### PROBLEM
For the entries below, work out how many lines include the string "data", then write only that number.

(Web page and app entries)
# # # # # # #
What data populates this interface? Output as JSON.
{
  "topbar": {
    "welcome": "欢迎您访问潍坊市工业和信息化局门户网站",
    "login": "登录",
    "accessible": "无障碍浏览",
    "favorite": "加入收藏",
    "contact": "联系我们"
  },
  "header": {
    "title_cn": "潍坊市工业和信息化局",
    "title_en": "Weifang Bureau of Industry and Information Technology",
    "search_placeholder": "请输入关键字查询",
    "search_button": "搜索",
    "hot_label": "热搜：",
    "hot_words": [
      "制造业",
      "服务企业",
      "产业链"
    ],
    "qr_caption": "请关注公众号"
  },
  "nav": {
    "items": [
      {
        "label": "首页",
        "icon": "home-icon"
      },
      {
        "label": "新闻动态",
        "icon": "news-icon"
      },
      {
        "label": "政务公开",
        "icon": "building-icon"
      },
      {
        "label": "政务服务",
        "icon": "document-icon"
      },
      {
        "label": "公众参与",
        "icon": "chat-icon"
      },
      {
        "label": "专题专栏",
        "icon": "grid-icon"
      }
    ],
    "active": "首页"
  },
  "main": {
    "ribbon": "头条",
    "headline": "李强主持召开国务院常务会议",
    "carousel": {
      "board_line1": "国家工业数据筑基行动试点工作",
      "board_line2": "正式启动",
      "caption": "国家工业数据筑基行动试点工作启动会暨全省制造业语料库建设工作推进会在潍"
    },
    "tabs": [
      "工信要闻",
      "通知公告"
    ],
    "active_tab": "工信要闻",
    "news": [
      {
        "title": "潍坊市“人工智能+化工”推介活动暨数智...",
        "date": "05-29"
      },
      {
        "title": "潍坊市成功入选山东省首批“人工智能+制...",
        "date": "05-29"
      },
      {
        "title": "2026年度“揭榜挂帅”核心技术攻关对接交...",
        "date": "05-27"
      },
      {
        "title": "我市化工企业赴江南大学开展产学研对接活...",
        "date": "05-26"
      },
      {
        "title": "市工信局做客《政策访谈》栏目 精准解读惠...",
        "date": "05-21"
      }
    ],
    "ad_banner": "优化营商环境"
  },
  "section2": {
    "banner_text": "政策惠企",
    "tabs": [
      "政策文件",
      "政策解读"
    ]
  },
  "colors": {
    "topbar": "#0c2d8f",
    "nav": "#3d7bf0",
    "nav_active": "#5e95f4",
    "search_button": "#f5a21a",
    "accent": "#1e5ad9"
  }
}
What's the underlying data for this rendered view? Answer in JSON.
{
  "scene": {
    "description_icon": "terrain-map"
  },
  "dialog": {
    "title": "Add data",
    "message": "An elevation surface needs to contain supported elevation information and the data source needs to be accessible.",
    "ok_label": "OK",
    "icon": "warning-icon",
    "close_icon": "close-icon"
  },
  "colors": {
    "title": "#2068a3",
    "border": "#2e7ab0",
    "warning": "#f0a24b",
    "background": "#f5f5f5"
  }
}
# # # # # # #
### ANSWER SECTION
4